> Required work
Reproduce each entry below verbatim.

> Dataset records
--
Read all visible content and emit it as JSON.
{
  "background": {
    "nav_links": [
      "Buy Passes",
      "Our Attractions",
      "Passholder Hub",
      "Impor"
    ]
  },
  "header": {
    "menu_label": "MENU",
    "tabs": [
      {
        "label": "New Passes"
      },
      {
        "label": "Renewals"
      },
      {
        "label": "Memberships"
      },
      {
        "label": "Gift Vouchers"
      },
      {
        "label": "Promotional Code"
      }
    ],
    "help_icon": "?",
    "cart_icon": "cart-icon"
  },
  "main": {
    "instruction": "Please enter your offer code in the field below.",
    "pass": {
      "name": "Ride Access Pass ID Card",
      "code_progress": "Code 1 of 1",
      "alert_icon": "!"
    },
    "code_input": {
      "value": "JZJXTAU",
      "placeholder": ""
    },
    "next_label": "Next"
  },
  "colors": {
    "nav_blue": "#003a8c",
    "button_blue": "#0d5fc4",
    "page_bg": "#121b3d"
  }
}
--
> Finished task
Read all visible content and emit it as JSON.
{
  "background": {
    "nav_links": [
      "Buy Passes",
      "Our Attractions",
      "Passholder Hub",
      "Impor"
    ]
  },
  "header": {
    "menu_label": "MENU",
    "tabs": [
      {
        "label": "New Passes"
      },
      {
        "label": "Renewals"
      },
      {
        "label": "Memberships"
      },
      {
        "label": "Gift Vouchers"
      },
      {
        "label": "Promotional Code"
      }
    ],
    "help_icon": "?",
    "cart_icon": "cart-icon"
  },
  "main": {
    "instruction": "Please enter your offer code in the field below.",
    "pass": {
      "name": "Ride Access Pass ID Card",
      "code_progress": "Code 1 of 1",
      "alert_icon": "!"
    },
    "code_input": {
      "value": "JZJXTAU",
      "placeholder": ""
    },
    "next_label": "Next"
  },
  "colors": {
    "nav_blue": "#003a8c",
    "button_blue": "#0d5fc4",
    "page_bg": "#121b3d"
  }
}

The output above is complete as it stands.